The number of ways to increase satisfaction are infinite. A manufacturer of exercise equipment added additional exercises available online to his buyers. A restaurant added a glass of wine to a meal.
The U.S. Post Office Department made it easier to ship packages by providing free boxes for priority shipping and convenience to the shipper by charging a flat rate price according to box size instead of by weight. This they dramatized by the slogan, “If it fits it ships” and dramatically increased sales.
Changing How Something is Priced
A price change works. Drucker said that pricing should be done in accordance with the needs of the customer and what the customer buys, not what the supplier sells.
Who would have thought that cameras would essentially be given to the customer along with the film?
The customer really wants the photos. And so, customers could buy a throwaway camera, film and developed photos at an economical price.
With the advent of digital cameras and along with cameras built into our cell phones, there is no need for separate photo storage.
Of course, pricing is to encourage glossies, CDs, or imprinting your photos on cards, coffee mugs or other items is available.
The pricing has changed from what the seller provides, camera, film, developing, etc. to what the buyer really wants. That’s the key to this strategy.
Adapting to the Customer’s Social and Economic Reality
Some marketers speak of the “irrational customer.” Drucker said that there was no such thing. He stated that the marketer should assume that the customer is always rational, ever though this reality may be far different from the marketer’s.
Mary Kay Ash, the famed CEO of Mary Kay Ash Cosmetics once told the story about saving the money to buy her first new car on her birthday and buying a different company’s car because while waiting for a salesman for the car she wanted, a salesman in another dealership was more courteous and helpful.

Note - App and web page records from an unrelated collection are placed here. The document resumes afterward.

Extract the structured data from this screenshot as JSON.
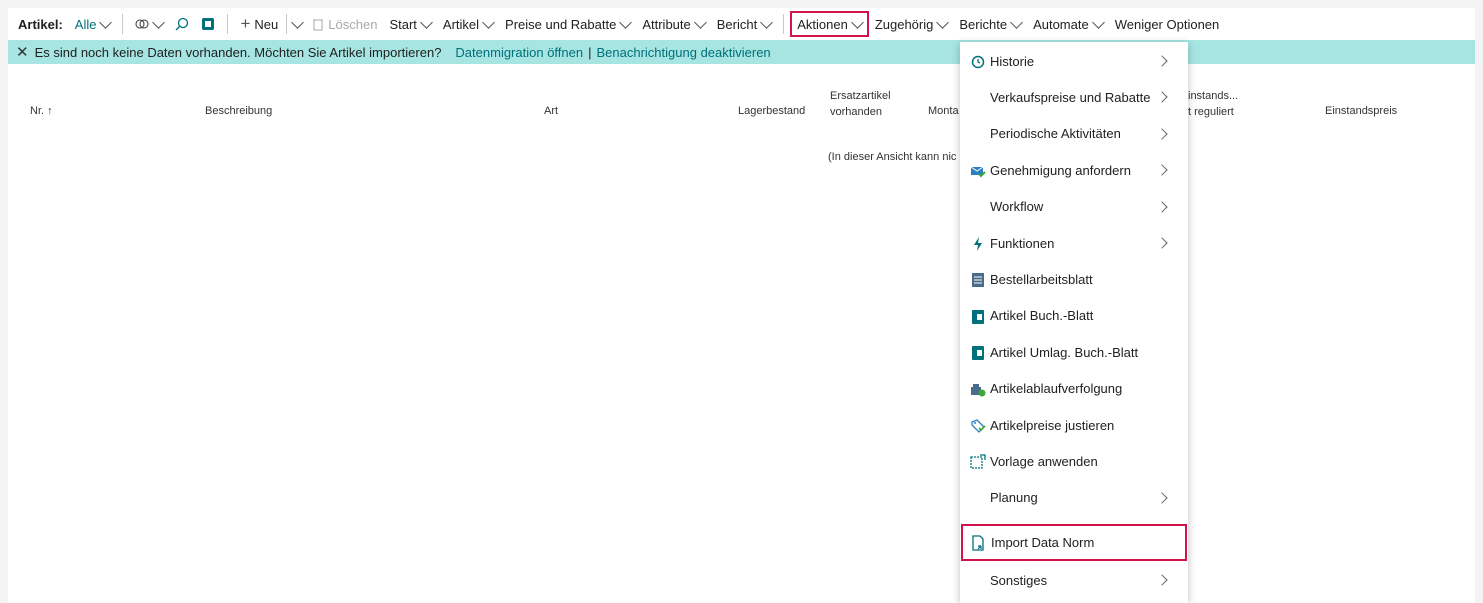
{
  "toolbar": {
    "title": "Artikel:",
    "filter": "Alle",
    "new_label": "Neu",
    "delete_label": "Löschen",
    "start": "Start",
    "artikel": "Artikel",
    "preise": "Preise und Rabatte",
    "attribute": "Attribute",
    "bericht": "Bericht",
    "aktionen": "Aktionen",
    "zugehoerig": "Zugehörig",
    "berichte": "Berichte",
    "automate": "Automate",
    "weniger": "Weniger Optionen"
  },
  "infobar": {
    "message": "Es sind noch keine Daten vorhanden. Möchten Sie Artikel importieren?",
    "link1": "Datenmigration öffnen",
    "separator": "|",
    "link2": "Benachrichtigung deaktivieren"
  },
  "columns": {
    "nr": "Nr. ↑",
    "beschreibung": "Beschreibung",
    "art": "Art",
    "lagerbestand": "Lagerbestand",
    "ersatz1": "Ersatzartikel",
    "ersatz2": "vorhanden",
    "monta": "Monta",
    "einstands_partial1": "instands...",
    "einstands_partial2": "t reguliert",
    "einstandspreis": "Einstandspreis"
  },
  "empty_message": "(In dieser Ansicht kann nic",
  "menu": {
    "items": [
      {
        "label": "Historie",
        "icon": "history-icon",
        "submenu": true
      },
      {
        "label": "Verkaufspreise und Rabatte",
        "icon": "",
        "submenu": true
      },
      {
        "label": "Periodische Aktivitäten",
        "icon": "",
        "submenu": true
      },
      {
        "label": "Genehmigung anfordern",
        "icon": "approval-icon",
        "submenu": true
      },
      {
        "label": "Workflow",
        "icon": "",
        "submenu": true
      },
      {
        "label": "Funktionen",
        "icon": "lightning-icon",
        "submenu": true
      },
      {
        "label": "Bestellarbeitsblatt",
        "icon": "worksheet-icon",
        "submenu": false
      },
      {
        "label": "Artikel Buch.-Blatt",
        "icon": "journal-icon",
        "submenu": false
      },
      {
        "label": "Artikel Umlag. Buch.-Blatt",
        "icon": "journal-icon",
        "submenu": false
      },
      {
        "label": "Artikelablaufverfolgung",
        "icon": "tracing-icon",
        "submenu": false
      },
      {
        "label": "Artikelpreise justieren",
        "icon": "price-adjust-icon",
        "submenu": false
      },
      {
        "label": "Vorlage anwenden",
        "icon": "template-icon",
        "submenu": false
      },
      {
        "label": "Planung",
        "icon": "",
        "submenu": true
      },
      {
        "label": "Import Data Norm",
        "icon": "import-icon",
        "submenu": false
      },
      {
        "label": "Sonstiges",
        "icon": "",
        "submenu": true
      }
    ]
  },
  "colors": {
    "accent": "#00707a",
    "infobar": "#a6e5e2",
    "highlight": "#d0144a"
  }
}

Some potential customers buy the most expensive product. In their reality it is always the best. It's the customer’s reality that counts.
Delivering True Value
True value, like quality is up to the customer, not the marketer. This is critical because customers, or organizational buyers, don’t purchase a product or service. They purchase satisfaction of a want or need. This means is their value.
Some companies spend millions providing additions that they think represents more value and is appreciated by the customer. Unfortunately, the customer may not think that these represent value.
To a teenage girl, value might be defined primarily by fashion. Even comfort might come in a poor second. To the same teenage girl’s mother, value may be represented by durability. To her father, it might be price.
That’s why it’s so important to do the market research.
* Adapted from the book Peter Drucker’s "Way to the Top" by William A. Cohen (LID, 2018), and syndicated.